Exercise details
Could you please write out each line of the records exactly, minus the pictures?

Supplied entries
================================

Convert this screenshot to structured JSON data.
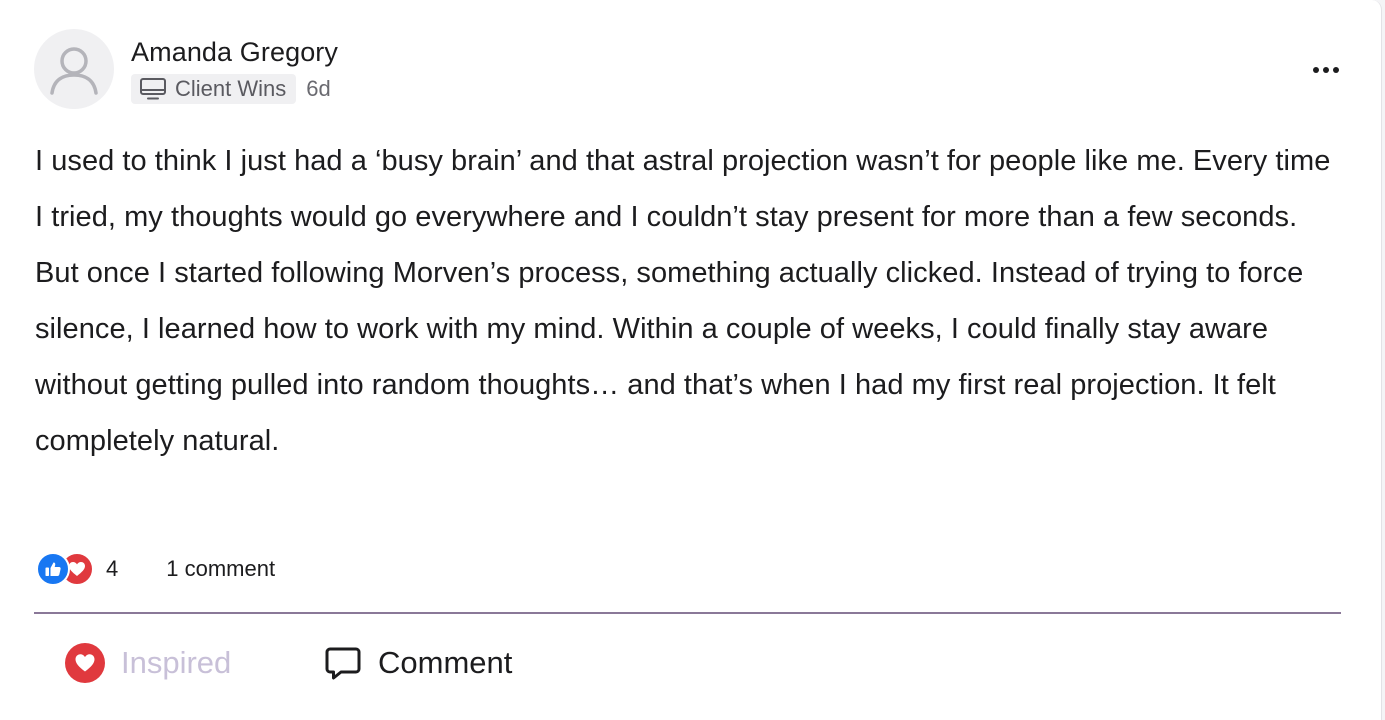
{
  "post": {
    "author": "Amanda Gregory",
    "category": "Client Wins",
    "time": "6d",
    "body": "I used to think I just had a ‘busy brain’ and that astral projection wasn’t for people like me. Every time I tried, my thoughts would go everywhere and I couldn’t stay present for more than a few seconds. But once I started following Morven’s process, something actually clicked. Instead of trying to force silence, I learned how to work with my mind. Within a couple of weeks, I could finally stay aware without getting pulled into random thoughts… and that’s when I had my first real projection. It felt completely natural."
  },
  "stats": {
    "reaction_count": "4",
    "comments": "1 comment"
  },
  "actions": {
    "inspired_label": "Inspired",
    "comment_label": "Comment"
  },
  "icons": {
    "avatar": "user-placeholder-icon",
    "category": "monitor-icon",
    "more": "more-options-icon",
    "reaction_like": "thumbs-up-icon",
    "reaction_love": "heart-icon",
    "inspired": "heart-icon",
    "comment": "speech-bubble-icon"
  },
  "colors": {
    "like_blue": "#1877f2",
    "heart_red": "#e0393e",
    "inspired_text": "#c8c0d8",
    "divider": "#8a7898"
  }
}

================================

Solution to this exercise
Convert this screenshot to structured JSON data.
{
  "post": {
    "author": "Amanda Gregory",
    "category": "Client Wins",
    "time": "6d",
    "body": "I used to think I just had a ‘busy brain’ and that astral projection wasn’t for people like me. Every time I tried, my thoughts would go everywhere and I couldn’t stay present for more than a few seconds. But once I started following Morven’s process, something actually clicked. Instead of trying to force silence, I learned how to work with my mind. Within a couple of weeks, I could finally stay aware without getting pulled into random thoughts… and that’s when I had my first real projection. It felt completely natural."
  },
  "stats": {
    "reaction_count": "4",
    "comments": "1 comment"
  },
  "actions": {
    "inspired_label": "Inspired",
    "comment_label": "Comment"
  },
  "icons": {
    "avatar": "user-placeholder-icon",
    "category": "monitor-icon",
    "more": "more-options-icon",
    "reaction_like": "thumbs-up-icon",
    "reaction_love": "heart-icon",
    "inspired": "heart-icon",
    "comment": "speech-bubble-icon"
  },
  "colors": {
    "like_blue": "#1877f2",
    "heart_red": "#e0393e",
    "inspired_text": "#c8c0d8",
    "divider": "#8a7898"
  }
}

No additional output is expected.